By Will Johnson
EAST TEXAS – Similar to the leadership emanating from Washington, DC, state leaders seemingly punted in the battle against COVID-19 when it comes to re-opening schools in Texas.
In a statement issued on Friday, July 31, officials in Austin placed the responsibility squarely on the backs of school board members and asserted county/city elected officials have no real say in school operations, no matter how bad a local COVID-19 outbreak becomes.
The statement was issued by Texas Gov. Greg Abbott, along with Lt. Gov. Dan Patrick, Speaker Dennis Bonnen, Senate Education Chairman Larry Taylor, and House Education Chairman Dan Huberty.
The statement reads:
The top priority is protecting the safety and health of students, teachers, staff, and families. To achieve that goal, the TEA (Texas Education Agency) provided local school boards the flexibility they need to open schools in ways that ensure public safety while also providing the best education options for students during this challenging school year.
The TEA guidance applies long-standing state law and Executive Orders to conclude that the authority to make decisions on when and how schools safely open rests with the constitutionally and statutorily established local school boards.
The authority to decide when the school year will begin lies with local school boards. They can choose dates in August, September, or even later. But, whenever the local school board chooses to open, the board must comply with the requirement to provide the necessary number of days and hours of instruction for students.
The authority to decide how schools will safely open this year, again, lies with local school boards. It can be with students in schools, it can be through remote learning, or a combination of the two. In making that decision, school boards have the ability to base their decisions on advice and recommendations by local public health authorities but are not bound by those recommendations.
As the TEA previously announced, school boards have up to a 4-week back to school transition period during which they can offer a solely remote instructional setting if that is deemed needed for the health and safety of students, teachers, staff and parents. After 4 weeks, the school district can extend the transition period up to another 4 weeks with a vote of the school board and receiving a waiver. If any school district believes they need an extension beyond 8 weeks due to COVID-19 related issues, the TEA will review that request on a case-by-case basis.
If at any time during the school year a COVID-19 case is confirmed on a school campus, the school board has the ability to close the campus for up to 5 days to sanitize the campus. Schools that close under this scenario will continue to be funded for providing remote-only instruction.
Additionally, during the course of the school year, a local public health authority may determine that a school building must be closed in response to an outbreak. If that occurs, that school will continue to receive funding for providing remote-only instruction during the period of that closure.
Local school boards also have the flexibility to achieve health and safety goals by offering alternating on-campus/remote instruction for high school students in order to reduce the number of students in campus buildings at one time.
The TEA and the Attorney General correctly note that local health authorities play an important role in school closure determinations during the course of a school year if it is determined that a contamination has occurred necessitating closure, but local health authorities do not have the power to issue preemptive, blanket closures of schools weeks or months in advance of when a school may open its doors to students. Pre-existing Executive Orders have repeatedly made clear that local government operations, such as public schools, are permitted to be open.

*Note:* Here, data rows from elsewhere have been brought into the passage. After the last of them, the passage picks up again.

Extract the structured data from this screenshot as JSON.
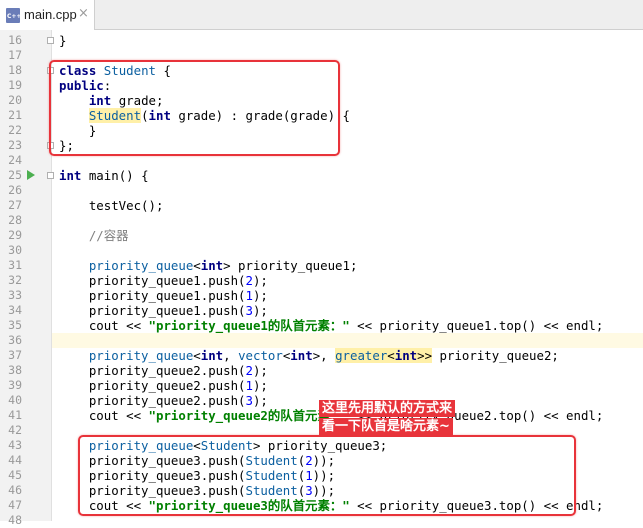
{
  "tab": {
    "icon_text": "C++",
    "filename": "main.cpp",
    "close": "×"
  },
  "lines": [
    {
      "n": "16",
      "t": "}"
    },
    {
      "n": "17",
      "t": ""
    },
    {
      "n": "18",
      "t": "class Student {"
    },
    {
      "n": "19",
      "t": "public:"
    },
    {
      "n": "20",
      "t": "    int grade;"
    },
    {
      "n": "21",
      "t": "    Student(int grade) : grade(grade) {"
    },
    {
      "n": "22",
      "t": "    }"
    },
    {
      "n": "23",
      "t": "};"
    },
    {
      "n": "24",
      "t": ""
    },
    {
      "n": "25",
      "t": "int main() {"
    },
    {
      "n": "26",
      "t": ""
    },
    {
      "n": "27",
      "t": "    testVec();"
    },
    {
      "n": "28",
      "t": ""
    },
    {
      "n": "29",
      "t": "    //容器"
    },
    {
      "n": "30",
      "t": ""
    },
    {
      "n": "31",
      "t": "    priority_queue<int> priority_queue1;"
    },
    {
      "n": "32",
      "t": "    priority_queue1.push(2);"
    },
    {
      "n": "33",
      "t": "    priority_queue1.push(1);"
    },
    {
      "n": "34",
      "t": "    priority_queue1.push(3);"
    },
    {
      "n": "35",
      "t": "    cout << \"priority_queue1的队首元素：\" << priority_queue1.top() << endl;"
    },
    {
      "n": "36",
      "t": ""
    },
    {
      "n": "37",
      "t": "    priority_queue<int, vector<int>, greater<int>> priority_queue2;"
    },
    {
      "n": "38",
      "t": "    priority_queue2.push(2);"
    },
    {
      "n": "39",
      "t": "    priority_queue2.push(1);"
    },
    {
      "n": "40",
      "t": "    priority_queue2.push(3);"
    },
    {
      "n": "41",
      "t": "    cout << \"priority_queue2的队首元素：\" << priority_queue2.top() << endl;"
    },
    {
      "n": "42",
      "t": ""
    },
    {
      "n": "43",
      "t": "    priority_queue<Student> priority_queue3;"
    },
    {
      "n": "44",
      "t": "    priority_queue3.push(Student(2));"
    },
    {
      "n": "45",
      "t": "    priority_queue3.push(Student(1));"
    },
    {
      "n": "46",
      "t": "    priority_queue3.push(Student(3));"
    },
    {
      "n": "47",
      "t": "    cout << \"priority_queue3的队首元素：\" << priority_queue3.top() << endl;"
    },
    {
      "n": "48",
      "t": ""
    }
  ],
  "annotation": {
    "line1": "这里先用默认的方式来",
    "line2": "看一下队首是啥元素~"
  },
  "colors": {
    "highlight": "#e8333a",
    "keyword": "#000080",
    "string": "#008000",
    "number": "#0000ff",
    "comment": "#808080",
    "run": "#4caf50"
  }
}
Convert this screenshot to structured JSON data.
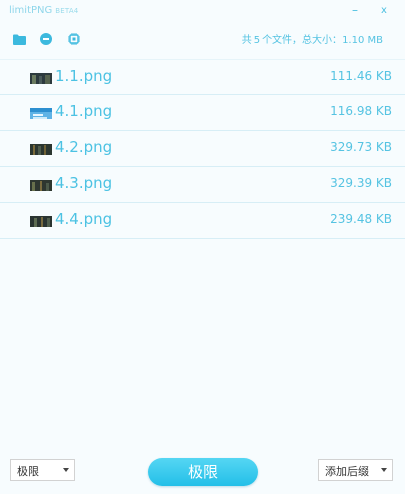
{
  "window": {
    "title": "limitPNG",
    "badge": "BETA4",
    "minimize_glyph": "–",
    "close_glyph": "x"
  },
  "toolbar": {
    "icons": [
      "folder-icon",
      "minus-circle-icon",
      "chip-icon"
    ],
    "summary": {
      "prefix": "共",
      "count": "5",
      "middle": "个文件，总大小：",
      "total_size": "1.10 MB"
    }
  },
  "files": [
    {
      "name": "1.1.png",
      "size": "111.46 KB"
    },
    {
      "name": "4.1.png",
      "size": "116.98 KB"
    },
    {
      "name": "4.2.png",
      "size": "329.73 KB"
    },
    {
      "name": "4.3.png",
      "size": "329.39 KB"
    },
    {
      "name": "4.4.png",
      "size": "239.48 KB"
    }
  ],
  "bottom": {
    "mode_select": "极限",
    "primary_button": "极限",
    "suffix_select": "添加后缀"
  },
  "colors": {
    "accent": "#23bfe8",
    "text_accent": "#4cc2e3",
    "background": "#f7fcfe"
  }
}
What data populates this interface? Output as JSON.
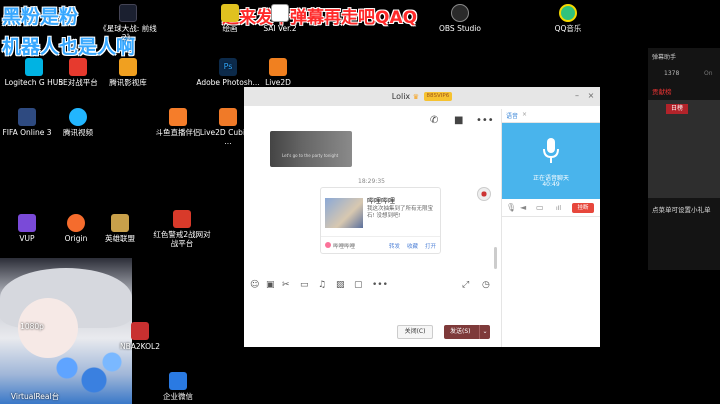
{
  "overlay": {
    "line1": "黑粉是粉",
    "line2": "机器人也是人啊",
    "danmaku": "进来发个弹幕再走吧QAQ"
  },
  "icons": [
    {
      "label": "《星球大战: 前线2》",
      "color": "#1b2030"
    },
    {
      "label": "绘画",
      "color": "#e0c120"
    },
    {
      "label": "SAI Ver.2",
      "color": "#ffffff"
    },
    {
      "label": "OBS Studio",
      "color": "#2a2a2a"
    },
    {
      "label": "QQ音乐",
      "color": "#31c27c"
    },
    {
      "label": "Logitech G HUB",
      "color": "#00b3e3"
    },
    {
      "label": "5E对战平台",
      "color": "#e63a2e"
    },
    {
      "label": "腾讯影视库",
      "color": "#f0a020"
    },
    {
      "label": "Adobe Photosh...",
      "color": "#0c2a4a"
    },
    {
      "label": "Live2D",
      "color": "#f08020"
    },
    {
      "label": "FIFA Online 3",
      "color": "#2e4a80"
    },
    {
      "label": "腾讯视频",
      "color": "#22b6ff"
    },
    {
      "label": "斗鱼直播伴侣",
      "color": "#f57d2a"
    },
    {
      "label": "Live2D Cubism ...",
      "color": "#f07a28"
    },
    {
      "label": "VUP",
      "color": "#7a4ad8"
    },
    {
      "label": "Origin",
      "color": "#f56c2d"
    },
    {
      "label": "英雄联盟",
      "color": "#c8a04a"
    },
    {
      "label": "红色警戒2战网对战平台",
      "color": "#d83a2a"
    },
    {
      "label": "NBA2KOL2",
      "color": "#c83030"
    },
    {
      "label": "企业微信",
      "color": "#2a7ae2"
    },
    {
      "label": "1080p",
      "color": "#333333"
    },
    {
      "label": "VirtualReal台",
      "color": "#333333"
    }
  ],
  "right_panel": {
    "name": "弹幕助手",
    "count": "1378",
    "status": "On",
    "title": "贡献榜",
    "tab": "日榜",
    "notice": "点菜单可设置小礼单"
  },
  "qq": {
    "contact": "Lolix",
    "badge": "88SVIP6",
    "timestamp": "18:29:35",
    "image_caption": "Let's go to the party tonight",
    "card": {
      "title": "哔哩哔哩",
      "desc": "我这次抽集到了所有无限宝石! 没想到吧!",
      "source": "哔哩哔哩",
      "actions": [
        "转发",
        "收藏",
        "打开"
      ]
    },
    "close_label": "关闭(C)",
    "send_label": "发送(S)",
    "voice": {
      "tab_label": "语音",
      "status": "正在语音聊天",
      "time": "40:49",
      "hangup": "挂断"
    }
  }
}
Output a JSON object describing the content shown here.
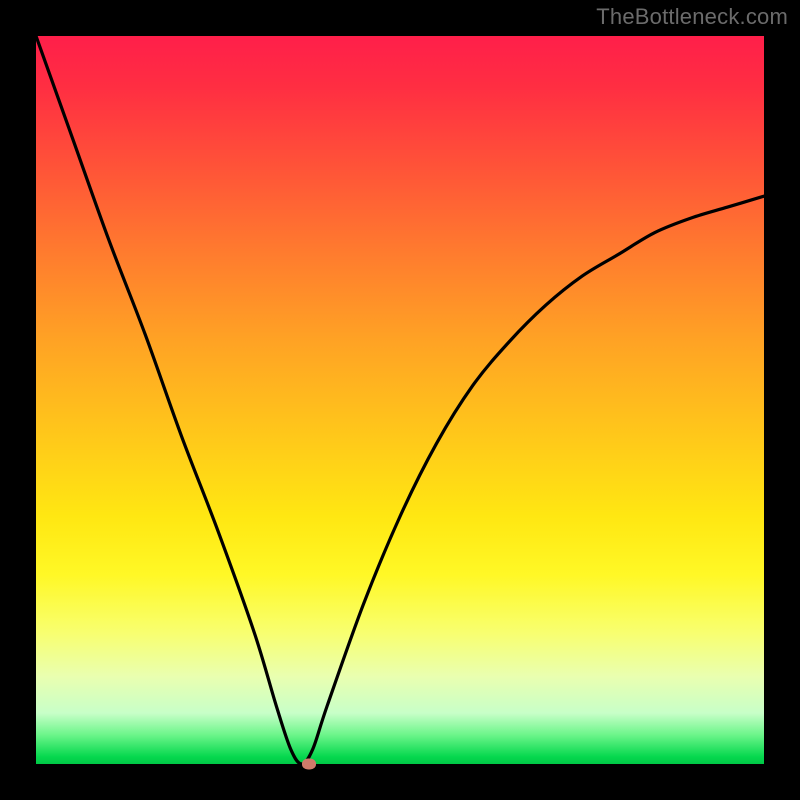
{
  "watermark": "TheBottleneck.com",
  "chart_data": {
    "type": "line",
    "title": "",
    "xlabel": "",
    "ylabel": "",
    "xlim": [
      0,
      100
    ],
    "ylim": [
      0,
      100
    ],
    "grid": false,
    "legend": false,
    "gradient_stops": [
      {
        "pos": 0,
        "color": "#ff1f4a"
      },
      {
        "pos": 50,
        "color": "#ffd21a"
      },
      {
        "pos": 80,
        "color": "#f7ff60"
      },
      {
        "pos": 100,
        "color": "#00c846"
      }
    ],
    "series": [
      {
        "name": "bottleneck-curve",
        "x": [
          0,
          5,
          10,
          15,
          20,
          25,
          30,
          33,
          35,
          36.5,
          38,
          40,
          45,
          50,
          55,
          60,
          65,
          70,
          75,
          80,
          85,
          90,
          95,
          100
        ],
        "y": [
          100,
          86,
          72,
          59,
          45,
          32,
          18,
          8,
          2,
          0,
          2,
          8,
          22,
          34,
          44,
          52,
          58,
          63,
          67,
          70,
          73,
          75,
          76.5,
          78
        ]
      }
    ],
    "marker": {
      "x": 37.5,
      "y": 0
    },
    "axes_visible": false
  }
}
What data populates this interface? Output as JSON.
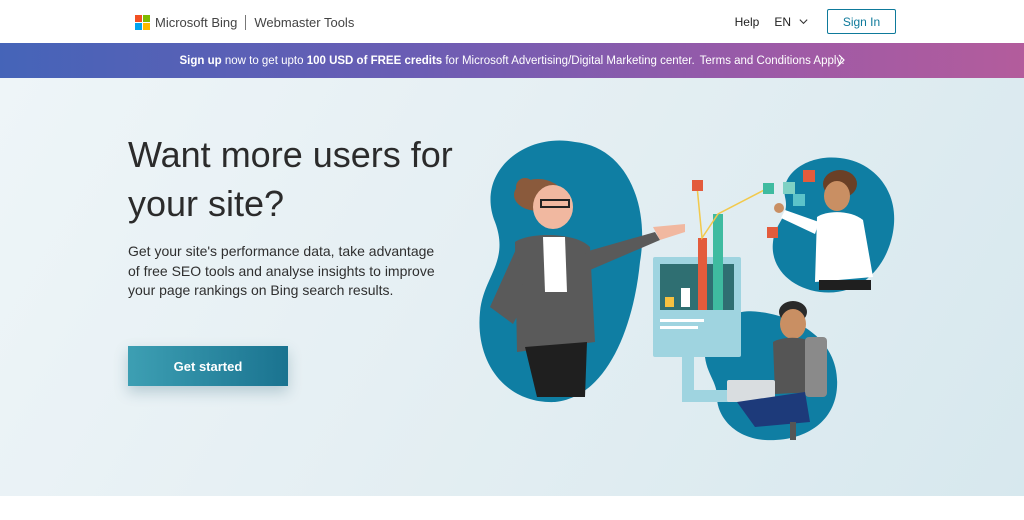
{
  "header": {
    "brand_name": "Microsoft Bing",
    "product_name": "Webmaster Tools",
    "help_label": "Help",
    "language": "EN",
    "sign_in_label": "Sign In"
  },
  "banner": {
    "sign_up": "Sign up",
    "text_1": " now to get upto ",
    "credits": "100 USD of FREE credits",
    "text_2": " for Microsoft Advertising/Digital Marketing center.",
    "terms": "Terms and Conditions Apply."
  },
  "hero": {
    "title": "Want more users for your site?",
    "description": "Get your site's performance data, take advantage of free SEO tools and analyse insights to improve your page rankings on Bing search results.",
    "cta_label": "Get started"
  },
  "colors": {
    "accent": "#0e7a9b",
    "banner_start": "#4564b8",
    "banner_end": "#b35c9c",
    "blob": "#0f7ea3",
    "chart_green": "#3fbba0",
    "chart_orange": "#e35b3c"
  },
  "icons": {
    "logo": "microsoft-logo-icon",
    "language_chevron": "chevron-down-icon",
    "banner_chevron": "chevron-right-icon"
  }
}
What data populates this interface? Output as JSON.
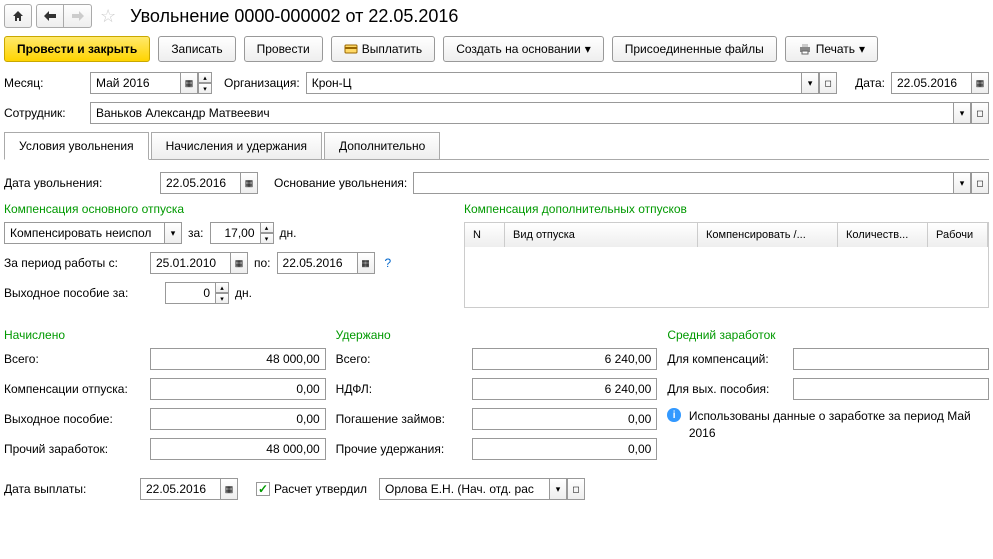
{
  "header": {
    "title": "Увольнение 0000-000002 от 22.05.2016"
  },
  "toolbar": {
    "post_close": "Провести и закрыть",
    "write": "Записать",
    "post": "Провести",
    "pay": "Выплатить",
    "create_based": "Создать на основании",
    "attached": "Присоединенные файлы",
    "print": "Печать"
  },
  "fields": {
    "month_label": "Месяц:",
    "month": "Май 2016",
    "org_label": "Организация:",
    "org": "Крон-Ц",
    "date_label": "Дата:",
    "date": "22.05.2016",
    "employee_label": "Сотрудник:",
    "employee": "Ваньков Александр Матвеевич"
  },
  "tabs": {
    "t1": "Условия увольнения",
    "t2": "Начисления и удержания",
    "t3": "Дополнительно"
  },
  "dismiss": {
    "date_label": "Дата увольнения:",
    "date": "22.05.2016",
    "basis_label": "Основание увольнения:",
    "basis": ""
  },
  "comp_main": {
    "title": "Компенсация основного отпуска",
    "action": "Компенсировать неиспол",
    "za": "за:",
    "days": "17,00",
    "days_unit": "дн.",
    "period_label": "За период работы с:",
    "from": "25.01.2010",
    "po": "по:",
    "to": "22.05.2016",
    "severance_label": "Выходное пособие за:",
    "severance_days": "0",
    "severance_unit": "дн."
  },
  "comp_add": {
    "title": "Компенсация дополнительных отпусков",
    "col_n": "N",
    "col_type": "Вид отпуска",
    "col_comp": "Компенсировать /...",
    "col_qty": "Количеств...",
    "col_work": "Рабочи"
  },
  "accrued": {
    "title": "Начислено",
    "total_label": "Всего:",
    "total": "48 000,00",
    "comp_label": "Компенсации отпуска:",
    "comp": "0,00",
    "sev_label": "Выходное пособие:",
    "sev": "0,00",
    "other_label": "Прочий заработок:",
    "other": "48 000,00"
  },
  "withheld": {
    "title": "Удержано",
    "total_label": "Всего:",
    "total": "6 240,00",
    "ndfl_label": "НДФЛ:",
    "ndfl": "6 240,00",
    "loan_label": "Погашение займов:",
    "loan": "0,00",
    "other_label": "Прочие удержания:",
    "other": "0,00"
  },
  "avg": {
    "title": "Средний заработок",
    "comp_label": "Для компенсаций:",
    "sev_label": "Для вых. пособия:",
    "info": "Использованы данные о заработке за период Май 2016"
  },
  "footer": {
    "pay_date_label": "Дата выплаты:",
    "pay_date": "22.05.2016",
    "approved_label": "Расчет утвердил",
    "approver": "Орлова Е.Н. (Нач. отд. рас"
  }
}
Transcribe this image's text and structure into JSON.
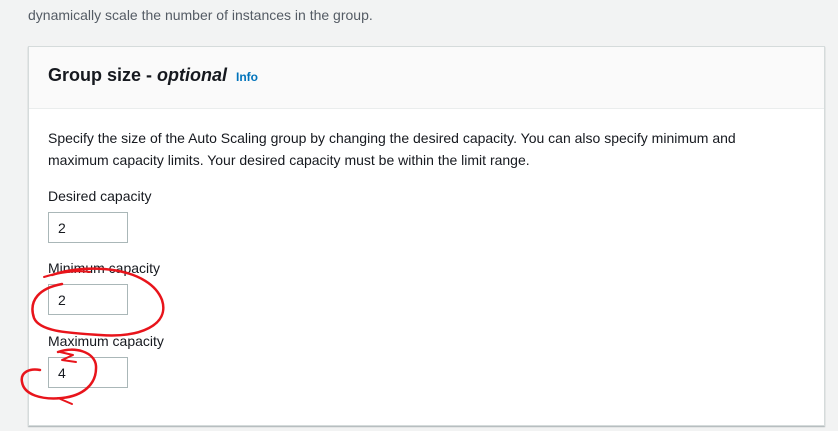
{
  "intro_text": "dynamically scale the number of instances in the group.",
  "panel": {
    "title_main": "Group size - ",
    "title_optional": "optional",
    "info_link": "Info",
    "description": "Specify the size of the Auto Scaling group by changing the desired capacity. You can also specify minimum and maximum capacity limits. Your desired capacity must be within the limit range."
  },
  "fields": {
    "desired": {
      "label": "Desired capacity",
      "value": "2"
    },
    "minimum": {
      "label": "Minimum capacity",
      "value": "2"
    },
    "maximum": {
      "label": "Maximum capacity",
      "value": "4"
    }
  },
  "colors": {
    "annotation": "#e8141b",
    "link": "#0073bb"
  }
}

School boards established by the Texas legislature play a unique and pivotal role in school decisions that must not be superseded by other local authorities unless expressly allowed. It is clear that school boards can and should work collaboratively with, but not be subject to the advance directives of, local public health authorities, to ensure a safe and effective learning environment for Texas students.